In the buildup to the Aug. 10 referenda that will decide the fate of President Evo Morales and eight of Bolivia's nine state governors, downtown La Paz is seeing nightly protests by interest groups eager to grab national attention while pressure on the government is fierce. For the past week, the Cochabamba Federation of People with Disabilities has been staging roadblocks in central La Paz demanding more weekly payments. (The Huanuni tin mine, in the Oruro region, 160 miles south of La Paz, has been shut down by a strike since Thursday, while workers demand steeper pension reforms than the Morales administration has proposed.)
The protests have largely been peaceful in La Paz. An overwhelming police presence effectively cordons off the roadblocks each night, and traffic is minimally affected. The protests are centered around the business sector of La Paz, at the intersection of calles Ayacucho and Potosí, near Plaza Murillo, where the National Palace sits. To the right, a disabled woman holds a sign that says, "We want to be incorporated into the change with a bond of fairness and solidarity."

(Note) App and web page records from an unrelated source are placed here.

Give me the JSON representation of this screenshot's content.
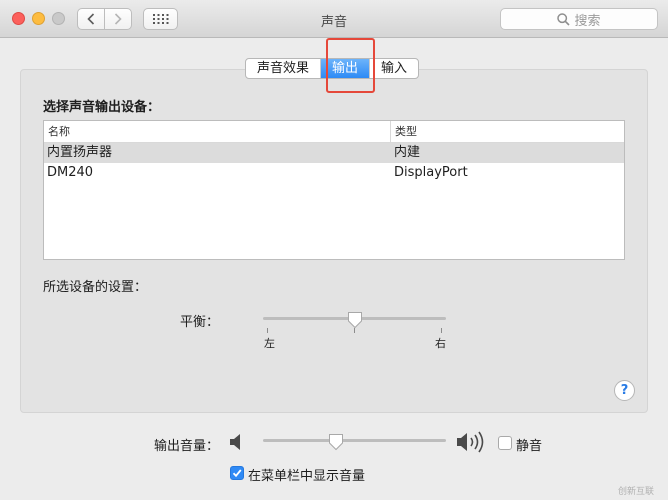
{
  "window": {
    "title": "声音",
    "search_placeholder": "搜索"
  },
  "tabs": [
    {
      "label": "声音效果",
      "active": false
    },
    {
      "label": "输出",
      "active": true
    },
    {
      "label": "输入",
      "active": false
    }
  ],
  "output": {
    "select_device_label": "选择声音输出设备：",
    "table": {
      "columns": [
        "名称",
        "类型"
      ],
      "rows": [
        {
          "name": "内置扬声器",
          "type": "内建",
          "selected": true
        },
        {
          "name": "DM240",
          "type": "DisplayPort",
          "selected": false
        }
      ]
    },
    "settings_label": "所选设备的设置：",
    "balance": {
      "label": "平衡：",
      "left_label": "左",
      "right_label": "右",
      "value": 0.5
    }
  },
  "bottom": {
    "volume_label": "输出音量：",
    "volume_value": 0.4,
    "mute_label": "静音",
    "mute_checked": false,
    "show_in_menubar_label": "在菜单栏中显示音量",
    "show_in_menubar_checked": true
  },
  "watermark": "创新互联",
  "colors": {
    "accent": "#2f8af5",
    "highlight_box": "#e5483a"
  },
  "icons": [
    "chevron-left-icon",
    "chevron-right-icon",
    "grid-icon",
    "search-icon",
    "speaker-low-icon",
    "speaker-high-icon",
    "help-icon",
    "checkmark-icon"
  ]
}
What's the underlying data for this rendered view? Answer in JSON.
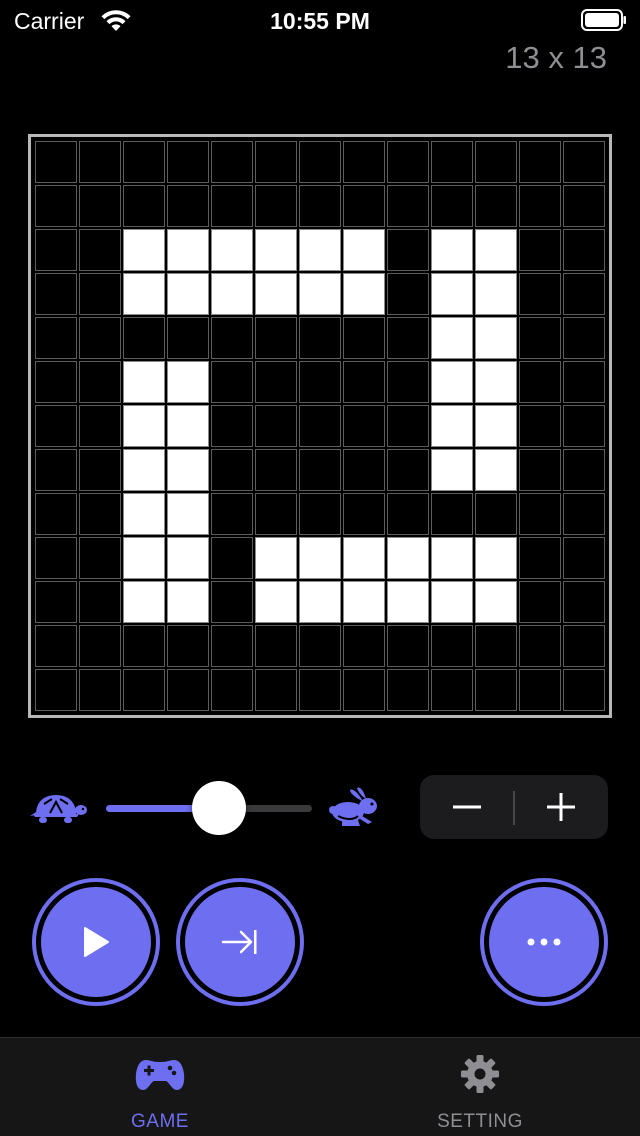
{
  "status_bar": {
    "carrier": "Carrier",
    "time": "10:55 PM"
  },
  "grid_size_label": "13 x 13",
  "board": {
    "rows": 13,
    "cols": 13,
    "cells": [
      "0000000000000",
      "0000000000000",
      "0011111101100",
      "0011111101100",
      "0000000001100",
      "0011000001100",
      "0011000001100",
      "0011000001100",
      "0011000000000",
      "0011011111100",
      "0011011111100",
      "0000000000000",
      "0000000000000"
    ]
  },
  "speed": {
    "level": 0.55,
    "slow_icon": "turtle-icon",
    "fast_icon": "rabbit-icon"
  },
  "stepper": {
    "minus_icon": "minus-icon",
    "plus_icon": "plus-icon"
  },
  "controls": {
    "play_icon": "play-icon",
    "step_icon": "step-forward-icon",
    "more_icon": "ellipsis-icon"
  },
  "tabs": [
    {
      "label": "GAME",
      "icon": "gamepad-icon",
      "active": true
    },
    {
      "label": "SETTING",
      "icon": "gear-icon",
      "active": false
    }
  ],
  "colors": {
    "accent": "#6e6ef0",
    "background": "#000000",
    "alive_cell": "#ffffff",
    "inactive_tab": "#8e8e93"
  }
}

Last week the government accused the right-wing opposition of manipulating the demands of the disabled groups and the miners' union to destabilize the country in the face of the crucial referenda this coming Sunday. If so, it would be a curious alliance, as the miners' union has denounce the proposed pension reform as "pro-business." The opposition to President Morales is headed by the Pro–Santa Cruz Committee, a powerful business group from the break-away state.